**Brief**
Write out each record again exactly as it stands.
# # # # #
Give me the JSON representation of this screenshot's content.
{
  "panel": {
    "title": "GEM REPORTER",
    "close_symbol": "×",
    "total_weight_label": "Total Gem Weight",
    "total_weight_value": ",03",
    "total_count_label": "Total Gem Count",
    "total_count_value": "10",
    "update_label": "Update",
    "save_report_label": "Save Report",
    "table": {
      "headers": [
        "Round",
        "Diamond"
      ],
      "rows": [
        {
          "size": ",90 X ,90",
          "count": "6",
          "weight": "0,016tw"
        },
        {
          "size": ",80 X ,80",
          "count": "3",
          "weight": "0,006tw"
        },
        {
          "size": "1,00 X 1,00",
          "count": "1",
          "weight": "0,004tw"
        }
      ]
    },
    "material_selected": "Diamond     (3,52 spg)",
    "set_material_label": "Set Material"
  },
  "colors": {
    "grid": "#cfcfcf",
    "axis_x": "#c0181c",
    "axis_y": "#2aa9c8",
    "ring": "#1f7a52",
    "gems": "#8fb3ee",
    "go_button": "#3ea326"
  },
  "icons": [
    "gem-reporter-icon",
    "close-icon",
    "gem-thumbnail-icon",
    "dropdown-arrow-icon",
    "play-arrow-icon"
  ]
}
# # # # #
**Answer to this problem**
Give me the JSON representation of this screenshot's content.
{
  "panel": {
    "title": "GEM REPORTER",
    "close_symbol": "×",
    "total_weight_label": "Total Gem Weight",
    "total_weight_value": ",03",
    "total_count_label": "Total Gem Count",
    "total_count_value": "10",
    "update_label": "Update",
    "save_report_label": "Save Report",
    "table": {
      "headers": [
        "Round",
        "Diamond"
      ],
      "rows": [
        {
          "size": ",90 X ,90",
          "count": "6",
          "weight": "0,016tw"
        },
        {
          "size": ",80 X ,80",
          "count": "3",
          "weight": "0,006tw"
        },
        {
          "size": "1,00 X 1,00",
          "count": "1",
          "weight": "0,004tw"
        }
      ]
    },
    "material_selected": "Diamond     (3,52 spg)",
    "set_material_label": "Set Material"
  },
  "colors": {
    "grid": "#cfcfcf",
    "axis_x": "#c0181c",
    "axis_y": "#2aa9c8",
    "ring": "#1f7a52",
    "gems": "#8fb3ee",
    "go_button": "#3ea326"
  },
  "icons": [
    "gem-reporter-icon",
    "close-icon",
    "gem-thumbnail-icon",
    "dropdown-arrow-icon",
    "play-arrow-icon"
  ]
}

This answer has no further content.